As for the Anderson idea, check it out thoroughly before you move there. Noblesville might be ok if you’ve got the money, but Anderson is not someplace I’d want to raise my family. There are other “charming” small towns outside of Indy, but I prefer to stay in the city.

What’s wrong with Anderson?

Thats exactly what I was going to write. I used to live in Winchester and I visited Anderson a few times. It didn’t ‘seem’ bad but i didn’t live there so i don’t know the environment.

Have you checked for houses or one of the many apartment guides for indy? 1k a month seems kindof steep imo, i would’ve figured rent was closer to 700/month for a 2 bedroom.

And rent does get cheaper out of indy. If you are in a small town in Indiana a 2 bedroom apartment can be had for $250-350/month.

I find it to be a redneck shithole. It’s not terribly clean, and doesn’t seem to have much to offer. I don’t know about the school systems, but if the Anderson residents are any example of it, I’m not impressed. I could be wrong, but that’s my observation.

There have been changes to the cap gains tax that you might not be aware of. You can sell your house without paying capital gains as long as it was your primary residence for two out of the last five years.

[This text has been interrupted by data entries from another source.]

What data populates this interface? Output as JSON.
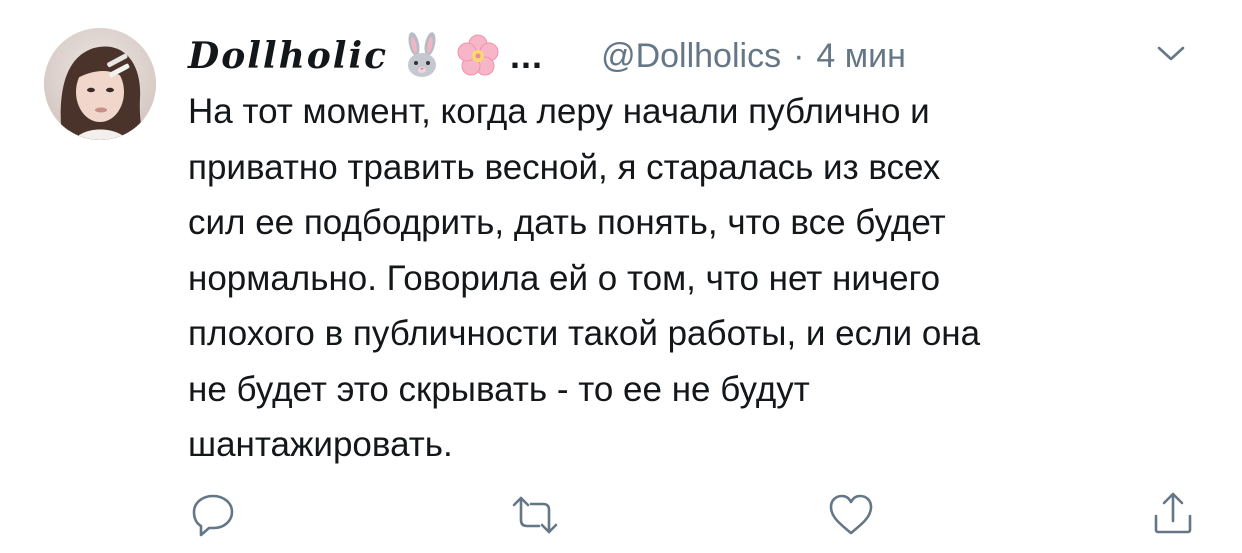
{
  "tweet": {
    "display_name": "Dollholic",
    "display_name_ellipsis": "...",
    "handle": "@Dollholics",
    "separator": "·",
    "timestamp": "4 мин",
    "emoji": [
      "rabbit-face",
      "cherry-blossom"
    ],
    "body_lines": [
      "На тот момент, когда леру начали публично и",
      "приватно травить весной, я старалась из всех",
      "сил ее подбодрить, дать понять, что все будет",
      "нормально. Говорила ей о том, что нет ничего",
      "плохого в публичности такой работы, и если она",
      "не будет это скрывать - то ее не будут",
      "шантажировать."
    ]
  },
  "actions": {
    "icons": [
      "reply-icon",
      "retweet-icon",
      "like-icon",
      "share-icon"
    ]
  },
  "colors": {
    "text": "#14171a",
    "secondary": "#657786",
    "icon": "#657786",
    "background": "#ffffff"
  }
}
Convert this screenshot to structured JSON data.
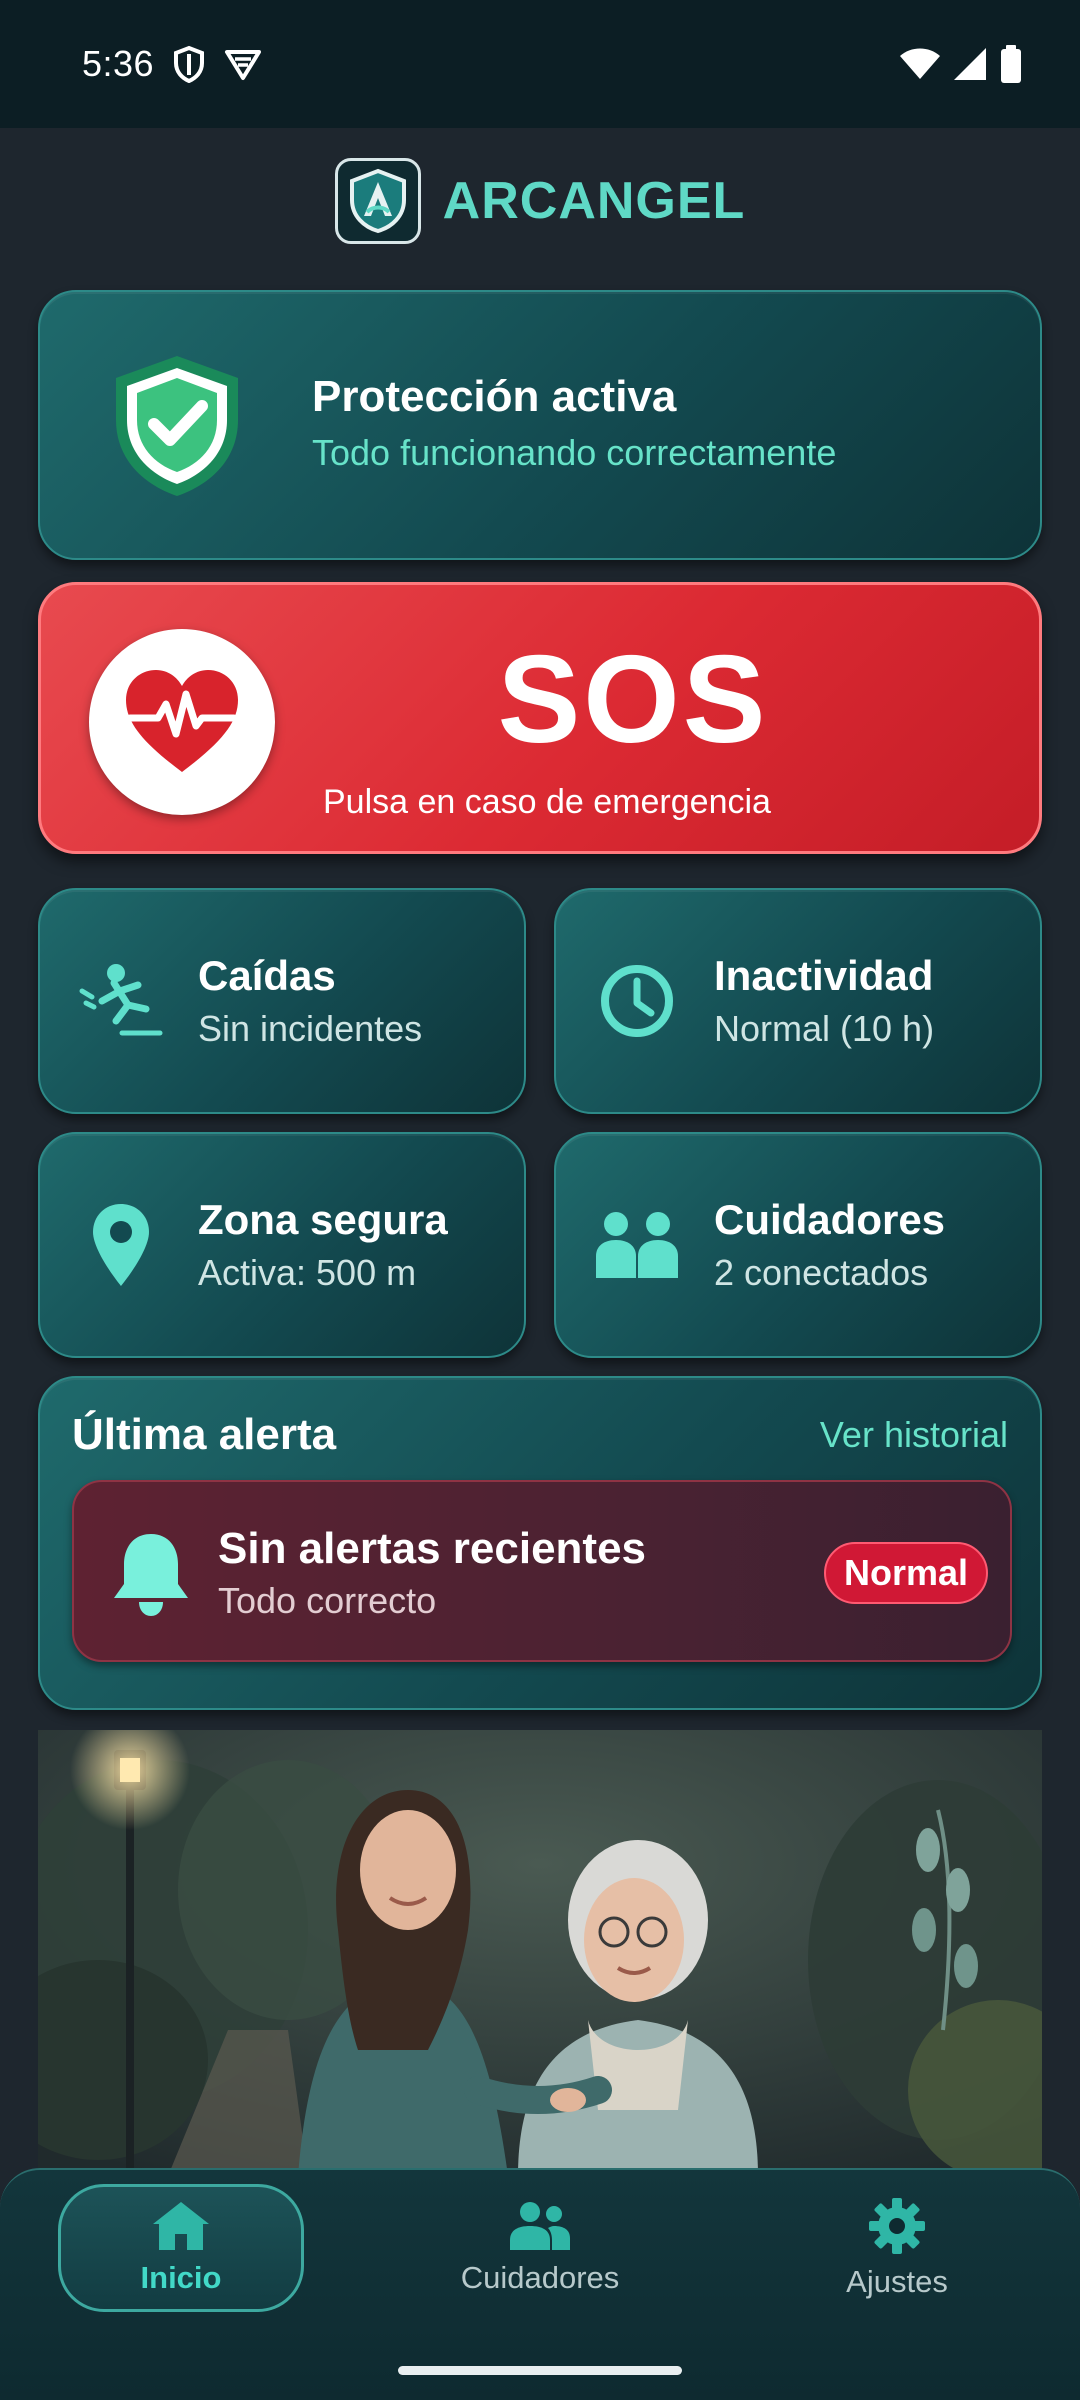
{
  "status_bar": {
    "time": "5:36",
    "icons": [
      "shield-icon",
      "vpn-icon",
      "wifi-icon",
      "signal-icon",
      "battery-icon"
    ]
  },
  "header": {
    "title": "ARCANGEL",
    "logo": "arcangel-logo"
  },
  "protection": {
    "title": "Protección activa",
    "subtitle": "Todo funcionando correctamente",
    "icon": "shield-check-icon"
  },
  "sos": {
    "title": "SOS",
    "subtitle": "Pulsa en caso de emergencia",
    "icon": "heart-pulse-icon"
  },
  "status_cards": [
    {
      "title": "Caídas",
      "subtitle": "Sin incidentes",
      "icon": "fall-icon"
    },
    {
      "title": "Inactividad",
      "subtitle": "Normal (10 h)",
      "icon": "clock-icon"
    },
    {
      "title": "Zona segura",
      "subtitle": "Activa: 500 m",
      "icon": "location-pin-icon"
    },
    {
      "title": "Cuidadores",
      "subtitle": "2 conectados",
      "icon": "people-icon"
    }
  ],
  "last_alert": {
    "heading": "Última alerta",
    "link": "Ver historial",
    "title": "Sin alertas recientes",
    "subtitle": "Todo correcto",
    "badge": "Normal",
    "icon": "bell-icon"
  },
  "bottom_nav": {
    "items": [
      {
        "label": "Inicio",
        "icon": "home-icon",
        "active": true
      },
      {
        "label": "Cuidadores",
        "icon": "people-icon",
        "active": false
      },
      {
        "label": "Ajustes",
        "icon": "gear-icon",
        "active": false
      }
    ]
  },
  "colors": {
    "accent": "#5fd9c6",
    "sos": "#dc2a33",
    "badge": "#d01835",
    "background": "#1e262e"
  }
}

So, as long as you plan on staying in the house at least two years, you won’t get gored by the government ox.

However, if Kerry wins in November this will probably change for the worse.